Element data from apps and pages:
•••
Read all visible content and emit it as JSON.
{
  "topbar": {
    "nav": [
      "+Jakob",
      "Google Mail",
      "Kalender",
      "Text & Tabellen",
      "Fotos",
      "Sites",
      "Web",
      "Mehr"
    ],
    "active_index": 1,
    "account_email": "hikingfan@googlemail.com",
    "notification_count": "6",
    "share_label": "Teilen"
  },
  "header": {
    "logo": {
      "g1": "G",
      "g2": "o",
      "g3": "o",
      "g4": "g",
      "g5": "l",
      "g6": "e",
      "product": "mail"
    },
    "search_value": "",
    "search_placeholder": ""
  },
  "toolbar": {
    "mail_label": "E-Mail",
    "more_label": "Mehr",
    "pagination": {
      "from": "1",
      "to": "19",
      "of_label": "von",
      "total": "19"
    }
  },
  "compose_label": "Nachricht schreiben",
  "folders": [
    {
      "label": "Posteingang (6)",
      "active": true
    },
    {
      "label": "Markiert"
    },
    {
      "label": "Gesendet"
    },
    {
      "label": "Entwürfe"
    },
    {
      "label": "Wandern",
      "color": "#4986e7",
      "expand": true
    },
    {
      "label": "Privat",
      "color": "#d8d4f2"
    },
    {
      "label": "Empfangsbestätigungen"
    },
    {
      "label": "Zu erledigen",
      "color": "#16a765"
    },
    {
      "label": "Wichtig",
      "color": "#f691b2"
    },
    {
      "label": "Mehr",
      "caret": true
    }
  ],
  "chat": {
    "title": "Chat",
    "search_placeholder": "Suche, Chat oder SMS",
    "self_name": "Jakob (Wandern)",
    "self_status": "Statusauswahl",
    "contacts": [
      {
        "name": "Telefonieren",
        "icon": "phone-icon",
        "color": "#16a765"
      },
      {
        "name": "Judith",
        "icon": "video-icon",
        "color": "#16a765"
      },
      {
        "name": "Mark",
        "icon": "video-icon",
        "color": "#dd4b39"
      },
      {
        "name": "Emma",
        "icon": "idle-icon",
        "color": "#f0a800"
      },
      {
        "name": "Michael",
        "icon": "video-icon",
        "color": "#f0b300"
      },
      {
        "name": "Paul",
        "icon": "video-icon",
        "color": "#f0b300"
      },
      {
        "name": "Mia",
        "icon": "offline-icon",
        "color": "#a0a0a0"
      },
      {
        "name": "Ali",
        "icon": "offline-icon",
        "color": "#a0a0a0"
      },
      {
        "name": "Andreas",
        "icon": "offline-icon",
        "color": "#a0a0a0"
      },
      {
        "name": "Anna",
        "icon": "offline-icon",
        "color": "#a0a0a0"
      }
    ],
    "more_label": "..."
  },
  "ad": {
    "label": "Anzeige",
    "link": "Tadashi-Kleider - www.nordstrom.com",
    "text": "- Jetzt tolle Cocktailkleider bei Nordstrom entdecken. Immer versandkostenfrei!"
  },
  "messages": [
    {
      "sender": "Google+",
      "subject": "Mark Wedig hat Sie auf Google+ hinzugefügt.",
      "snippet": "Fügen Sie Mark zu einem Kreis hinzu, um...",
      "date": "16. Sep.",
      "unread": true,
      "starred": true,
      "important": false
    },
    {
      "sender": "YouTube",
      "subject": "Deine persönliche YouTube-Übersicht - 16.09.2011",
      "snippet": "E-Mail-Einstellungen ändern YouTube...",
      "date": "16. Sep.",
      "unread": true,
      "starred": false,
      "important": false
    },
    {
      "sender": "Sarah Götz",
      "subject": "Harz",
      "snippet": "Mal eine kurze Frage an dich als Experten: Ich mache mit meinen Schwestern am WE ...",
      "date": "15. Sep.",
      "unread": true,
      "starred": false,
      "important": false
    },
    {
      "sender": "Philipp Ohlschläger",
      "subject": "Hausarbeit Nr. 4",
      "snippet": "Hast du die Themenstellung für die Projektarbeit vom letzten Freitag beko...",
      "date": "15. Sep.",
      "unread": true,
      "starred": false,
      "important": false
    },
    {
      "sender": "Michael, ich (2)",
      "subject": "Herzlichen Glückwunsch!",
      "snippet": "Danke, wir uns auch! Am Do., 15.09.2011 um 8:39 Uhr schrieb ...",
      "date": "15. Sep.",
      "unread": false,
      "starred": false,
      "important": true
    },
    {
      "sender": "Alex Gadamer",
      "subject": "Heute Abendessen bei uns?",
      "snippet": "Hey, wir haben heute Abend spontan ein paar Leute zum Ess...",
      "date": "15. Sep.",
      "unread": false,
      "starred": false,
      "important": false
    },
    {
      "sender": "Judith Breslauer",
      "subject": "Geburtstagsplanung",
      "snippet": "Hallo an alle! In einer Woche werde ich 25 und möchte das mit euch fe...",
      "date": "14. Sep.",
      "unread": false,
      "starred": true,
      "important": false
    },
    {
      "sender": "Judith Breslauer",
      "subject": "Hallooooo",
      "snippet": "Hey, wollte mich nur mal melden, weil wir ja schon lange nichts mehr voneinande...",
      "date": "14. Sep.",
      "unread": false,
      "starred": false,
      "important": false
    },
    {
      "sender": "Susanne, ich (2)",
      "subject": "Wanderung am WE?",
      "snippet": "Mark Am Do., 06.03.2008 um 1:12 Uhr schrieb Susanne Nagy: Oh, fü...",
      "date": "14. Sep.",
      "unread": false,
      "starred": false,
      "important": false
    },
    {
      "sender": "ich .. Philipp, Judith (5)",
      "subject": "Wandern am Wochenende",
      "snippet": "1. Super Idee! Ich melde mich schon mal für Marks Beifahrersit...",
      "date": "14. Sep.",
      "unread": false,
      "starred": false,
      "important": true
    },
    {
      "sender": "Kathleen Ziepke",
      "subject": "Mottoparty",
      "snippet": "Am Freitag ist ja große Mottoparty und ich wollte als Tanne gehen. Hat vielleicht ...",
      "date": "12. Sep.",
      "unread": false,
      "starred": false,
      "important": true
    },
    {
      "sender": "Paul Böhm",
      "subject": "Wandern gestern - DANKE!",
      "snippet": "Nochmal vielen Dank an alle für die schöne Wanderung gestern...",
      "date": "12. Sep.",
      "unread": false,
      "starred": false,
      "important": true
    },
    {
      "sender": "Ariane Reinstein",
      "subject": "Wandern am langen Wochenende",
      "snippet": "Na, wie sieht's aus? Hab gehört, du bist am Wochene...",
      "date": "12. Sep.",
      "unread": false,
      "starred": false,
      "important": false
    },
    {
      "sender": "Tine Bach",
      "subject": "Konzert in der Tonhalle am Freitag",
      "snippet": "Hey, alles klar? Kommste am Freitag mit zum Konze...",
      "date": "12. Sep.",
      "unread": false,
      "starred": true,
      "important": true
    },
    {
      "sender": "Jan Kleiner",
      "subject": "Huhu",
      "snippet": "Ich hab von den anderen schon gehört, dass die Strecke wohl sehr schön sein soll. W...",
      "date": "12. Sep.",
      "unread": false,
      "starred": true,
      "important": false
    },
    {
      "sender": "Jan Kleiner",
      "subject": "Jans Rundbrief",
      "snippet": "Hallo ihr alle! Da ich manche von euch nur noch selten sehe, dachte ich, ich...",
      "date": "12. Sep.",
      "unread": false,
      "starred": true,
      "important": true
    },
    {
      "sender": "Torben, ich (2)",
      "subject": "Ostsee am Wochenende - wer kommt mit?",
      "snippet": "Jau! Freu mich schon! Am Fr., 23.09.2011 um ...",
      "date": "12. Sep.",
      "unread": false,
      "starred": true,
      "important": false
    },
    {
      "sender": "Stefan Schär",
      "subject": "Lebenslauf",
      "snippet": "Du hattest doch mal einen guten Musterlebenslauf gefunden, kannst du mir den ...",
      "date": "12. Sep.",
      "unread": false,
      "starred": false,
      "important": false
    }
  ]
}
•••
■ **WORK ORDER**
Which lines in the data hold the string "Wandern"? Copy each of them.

■ **RESULT OF THIS TASK**
      "label": "Wandern",
    "self_name": "Jakob (Wandern)",
      "subject": "Wandern am Wochenende",
      "subject": "Wandern gestern - DANKE!",
      "subject": "Wandern am langen Wochenende",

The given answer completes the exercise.